=== Problem details ===
Show me every line in the listing that has the word "Output".

= Beginning of Section =

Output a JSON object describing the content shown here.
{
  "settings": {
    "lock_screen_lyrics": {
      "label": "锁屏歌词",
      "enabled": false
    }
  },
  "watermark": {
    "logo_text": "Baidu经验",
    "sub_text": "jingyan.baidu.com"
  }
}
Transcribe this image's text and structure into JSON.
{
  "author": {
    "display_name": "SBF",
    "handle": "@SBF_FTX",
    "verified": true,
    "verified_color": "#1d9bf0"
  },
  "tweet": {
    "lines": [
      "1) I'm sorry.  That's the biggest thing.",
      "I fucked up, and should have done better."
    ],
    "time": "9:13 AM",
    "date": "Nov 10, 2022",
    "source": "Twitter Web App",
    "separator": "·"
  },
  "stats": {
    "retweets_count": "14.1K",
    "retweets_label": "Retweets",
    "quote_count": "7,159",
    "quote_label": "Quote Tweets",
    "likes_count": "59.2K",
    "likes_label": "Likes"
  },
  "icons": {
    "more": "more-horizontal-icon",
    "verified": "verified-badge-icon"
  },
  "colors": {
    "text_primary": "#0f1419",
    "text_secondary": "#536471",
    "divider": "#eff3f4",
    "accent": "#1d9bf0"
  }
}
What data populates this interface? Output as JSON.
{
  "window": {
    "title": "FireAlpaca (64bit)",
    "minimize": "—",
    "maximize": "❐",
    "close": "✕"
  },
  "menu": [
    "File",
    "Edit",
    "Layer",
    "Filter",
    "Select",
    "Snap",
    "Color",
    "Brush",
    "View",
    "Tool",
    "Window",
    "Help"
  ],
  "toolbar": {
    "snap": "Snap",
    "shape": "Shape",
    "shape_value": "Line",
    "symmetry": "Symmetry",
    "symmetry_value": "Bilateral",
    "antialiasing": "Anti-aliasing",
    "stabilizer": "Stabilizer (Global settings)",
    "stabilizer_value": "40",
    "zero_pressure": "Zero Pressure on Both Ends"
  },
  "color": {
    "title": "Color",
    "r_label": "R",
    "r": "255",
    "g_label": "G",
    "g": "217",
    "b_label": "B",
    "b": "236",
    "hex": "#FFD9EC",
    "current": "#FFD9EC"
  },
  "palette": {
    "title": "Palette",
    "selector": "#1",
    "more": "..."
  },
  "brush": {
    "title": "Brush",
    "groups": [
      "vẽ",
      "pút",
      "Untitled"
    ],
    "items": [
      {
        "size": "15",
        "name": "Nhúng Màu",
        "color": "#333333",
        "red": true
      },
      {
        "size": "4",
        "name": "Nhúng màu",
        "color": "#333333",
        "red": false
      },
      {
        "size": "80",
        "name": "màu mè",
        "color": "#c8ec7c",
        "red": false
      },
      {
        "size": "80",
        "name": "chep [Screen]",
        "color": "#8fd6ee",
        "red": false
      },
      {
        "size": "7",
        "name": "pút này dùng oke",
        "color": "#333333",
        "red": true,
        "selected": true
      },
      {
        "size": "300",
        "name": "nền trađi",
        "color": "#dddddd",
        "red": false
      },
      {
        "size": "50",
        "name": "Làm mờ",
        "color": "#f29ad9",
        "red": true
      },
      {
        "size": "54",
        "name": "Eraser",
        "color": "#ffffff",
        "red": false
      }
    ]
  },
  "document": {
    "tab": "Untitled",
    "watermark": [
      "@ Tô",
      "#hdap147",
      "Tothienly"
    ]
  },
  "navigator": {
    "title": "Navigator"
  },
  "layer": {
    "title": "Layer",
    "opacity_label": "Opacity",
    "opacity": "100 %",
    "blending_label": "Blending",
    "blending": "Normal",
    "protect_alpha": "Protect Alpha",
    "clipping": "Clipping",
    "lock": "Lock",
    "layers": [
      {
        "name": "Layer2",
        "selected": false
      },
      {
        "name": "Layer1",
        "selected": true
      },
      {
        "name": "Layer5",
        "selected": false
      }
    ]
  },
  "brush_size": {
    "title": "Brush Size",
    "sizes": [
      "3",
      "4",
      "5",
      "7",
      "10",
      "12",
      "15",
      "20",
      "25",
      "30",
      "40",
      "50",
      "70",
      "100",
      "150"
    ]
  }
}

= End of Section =

=== Your solution ===
Output a JSON object describing the content shown here.
What data populates this interface? Output as JSON.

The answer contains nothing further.